Dickson profits hit by disappointing sales in Taiwan
Luxury goods retailer Dickson Concepts (International) said annual profit climbed just 2.6 per cent as disappointing sales growth in Taiwan hurt earnings.
Profit for the year to March rose to $208.38 million from $203.1 million a year ago, slower than the 4 per cent growth forecast by Credit Suisse. Turnover rose 6.8 per cent to $2.64 billion while gross profit margin rose 3.7 percentage points to 55.8 per cent.
Chairman and chief executive Dickson Poon said unsatisfactory sales growth in Taiwan, which accounted for 25 per cent of the company's sales, dragged down the company's earnings.
'In Taiwan, a tightening of credit card limits by local banks and growing political uncertainties temporarily affected sales,' he said.
Sales in Taiwan gained 8.3 per cent to $660.8 million for the year from $610 million a year ago, compared with a 26.6 per cent jump in China to $296.8 million. Sales in Hong Kong rose 6.8 per cent to $1.42 billion from $1.33 billion.
Still, Mr Poon is confident that Taiwan's retail market would soon pick up. The company plans to scale back its operations there, where it runs 143 stores.
'Normally, a policy such as tightening of credit card limits will not last long,' he said.
Dickson, which sells luxury brands including Brooks Brothers, Polo, Ralph Lauren, Bulgari and Tod's, had a better profit margin last year because it reduced promotion campaigns and discounts, Mr Poon said.
The company, which runs 51 shops in Hong Kong, 162 in the mainland and 38 in Singapore, Malaysia and the Philippines, has cash on hand of about $500 million.
Capital expenditure for this financial year will be about $180 million, mainly for the opening of 30 shops under various brand names and three Seibu department stores.
The company will invest $80 million in a Seibu store in Kowloon Hotel in Tsim Sha Tsui.
Under the agreement, Dickson Concepts will lease a 52,000 square foot area in the shopping arcade of the hotel.
On the mainland, the company plans to spend up to $60 million to open a 145,000 square feet Seibu store in Shenyang, the capital of Liaoning province, by the end of this year. It will also open a 100,000 square feet Seibu store in Chengdu, in Sichuan province, in October.
Mr Poon said the company would continue to aggressively expand its retail network in China, despite expectations of more austerity measures by the government to curb economic growth and further increases in interest rates.
In Hong Kong, Mr Poon said Asia's first Harvey Nichols store, opened at the Landmark in Central in September, was receiving 'a good response' from customers.
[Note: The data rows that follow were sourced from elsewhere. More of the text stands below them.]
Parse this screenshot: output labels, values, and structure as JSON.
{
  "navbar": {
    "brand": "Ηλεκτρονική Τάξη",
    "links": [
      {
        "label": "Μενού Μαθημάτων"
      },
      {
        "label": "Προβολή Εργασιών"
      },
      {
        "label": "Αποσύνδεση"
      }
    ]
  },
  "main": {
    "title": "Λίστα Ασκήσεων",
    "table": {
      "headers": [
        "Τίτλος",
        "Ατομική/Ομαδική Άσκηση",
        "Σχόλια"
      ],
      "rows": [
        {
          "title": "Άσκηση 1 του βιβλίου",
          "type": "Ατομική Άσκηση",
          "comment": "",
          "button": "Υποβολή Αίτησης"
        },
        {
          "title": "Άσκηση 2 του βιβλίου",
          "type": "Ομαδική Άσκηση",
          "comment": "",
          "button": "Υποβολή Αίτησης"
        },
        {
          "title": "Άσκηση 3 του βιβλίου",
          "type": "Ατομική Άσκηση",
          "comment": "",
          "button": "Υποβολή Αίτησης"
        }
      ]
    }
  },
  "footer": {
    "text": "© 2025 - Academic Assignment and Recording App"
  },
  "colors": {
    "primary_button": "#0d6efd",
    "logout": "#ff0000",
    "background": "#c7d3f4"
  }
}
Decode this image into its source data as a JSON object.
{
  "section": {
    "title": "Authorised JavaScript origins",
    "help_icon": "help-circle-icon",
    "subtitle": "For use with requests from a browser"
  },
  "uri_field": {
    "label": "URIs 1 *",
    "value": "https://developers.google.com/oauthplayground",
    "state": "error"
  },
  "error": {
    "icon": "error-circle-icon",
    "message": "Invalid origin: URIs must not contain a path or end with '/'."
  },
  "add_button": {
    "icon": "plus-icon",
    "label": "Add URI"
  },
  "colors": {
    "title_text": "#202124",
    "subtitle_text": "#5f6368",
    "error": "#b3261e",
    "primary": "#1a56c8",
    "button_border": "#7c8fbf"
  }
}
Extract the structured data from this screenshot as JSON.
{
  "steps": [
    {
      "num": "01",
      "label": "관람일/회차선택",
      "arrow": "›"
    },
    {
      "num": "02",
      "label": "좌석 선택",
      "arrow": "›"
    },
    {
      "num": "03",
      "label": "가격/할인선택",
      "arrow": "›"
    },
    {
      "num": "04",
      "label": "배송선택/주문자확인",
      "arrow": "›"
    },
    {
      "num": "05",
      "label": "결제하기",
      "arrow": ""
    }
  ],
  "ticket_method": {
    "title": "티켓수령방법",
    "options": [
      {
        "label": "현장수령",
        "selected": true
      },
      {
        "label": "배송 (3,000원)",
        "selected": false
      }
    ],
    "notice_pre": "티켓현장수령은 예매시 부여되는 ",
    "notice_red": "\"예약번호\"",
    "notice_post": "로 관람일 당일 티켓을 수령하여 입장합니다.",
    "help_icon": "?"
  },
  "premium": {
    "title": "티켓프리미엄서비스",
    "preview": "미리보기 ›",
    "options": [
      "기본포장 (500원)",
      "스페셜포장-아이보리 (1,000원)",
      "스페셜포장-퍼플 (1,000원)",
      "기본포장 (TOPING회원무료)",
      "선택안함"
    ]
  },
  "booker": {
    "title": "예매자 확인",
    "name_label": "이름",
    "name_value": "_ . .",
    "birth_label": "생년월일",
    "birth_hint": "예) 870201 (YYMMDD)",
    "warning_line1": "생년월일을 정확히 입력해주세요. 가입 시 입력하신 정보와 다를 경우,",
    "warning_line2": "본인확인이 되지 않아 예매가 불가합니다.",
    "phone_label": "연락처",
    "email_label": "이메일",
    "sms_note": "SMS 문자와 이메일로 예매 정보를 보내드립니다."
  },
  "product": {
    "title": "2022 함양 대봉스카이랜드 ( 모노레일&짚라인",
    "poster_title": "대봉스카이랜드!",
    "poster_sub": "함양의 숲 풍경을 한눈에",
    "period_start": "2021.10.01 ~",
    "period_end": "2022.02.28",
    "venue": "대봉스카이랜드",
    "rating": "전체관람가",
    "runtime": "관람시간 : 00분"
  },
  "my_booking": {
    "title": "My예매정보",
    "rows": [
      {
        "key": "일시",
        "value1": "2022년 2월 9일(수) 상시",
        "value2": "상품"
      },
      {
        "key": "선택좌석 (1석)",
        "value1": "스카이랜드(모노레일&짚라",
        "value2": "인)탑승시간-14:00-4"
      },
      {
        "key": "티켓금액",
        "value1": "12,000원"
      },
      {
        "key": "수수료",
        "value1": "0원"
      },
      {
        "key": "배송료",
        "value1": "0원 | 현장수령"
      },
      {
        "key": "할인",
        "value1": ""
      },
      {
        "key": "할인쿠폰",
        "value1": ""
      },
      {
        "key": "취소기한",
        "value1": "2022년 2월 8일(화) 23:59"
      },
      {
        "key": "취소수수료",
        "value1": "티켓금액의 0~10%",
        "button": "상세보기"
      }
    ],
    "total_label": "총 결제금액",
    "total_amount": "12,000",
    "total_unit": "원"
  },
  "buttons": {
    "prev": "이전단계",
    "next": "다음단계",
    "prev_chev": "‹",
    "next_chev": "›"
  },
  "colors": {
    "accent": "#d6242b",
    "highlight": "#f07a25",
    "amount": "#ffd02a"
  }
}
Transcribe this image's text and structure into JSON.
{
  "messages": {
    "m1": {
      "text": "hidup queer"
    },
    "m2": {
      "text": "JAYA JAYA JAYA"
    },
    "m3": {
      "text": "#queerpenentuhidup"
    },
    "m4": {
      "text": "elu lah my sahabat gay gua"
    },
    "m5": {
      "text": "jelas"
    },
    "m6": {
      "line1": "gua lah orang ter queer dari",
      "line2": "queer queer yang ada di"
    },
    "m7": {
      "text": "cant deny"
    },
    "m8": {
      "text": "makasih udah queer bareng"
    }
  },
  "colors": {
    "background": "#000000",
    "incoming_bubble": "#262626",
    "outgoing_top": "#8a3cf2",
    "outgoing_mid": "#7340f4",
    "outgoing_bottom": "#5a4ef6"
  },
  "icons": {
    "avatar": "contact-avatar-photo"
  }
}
He expected the store, in which the company has invested $100 million, to break even next year.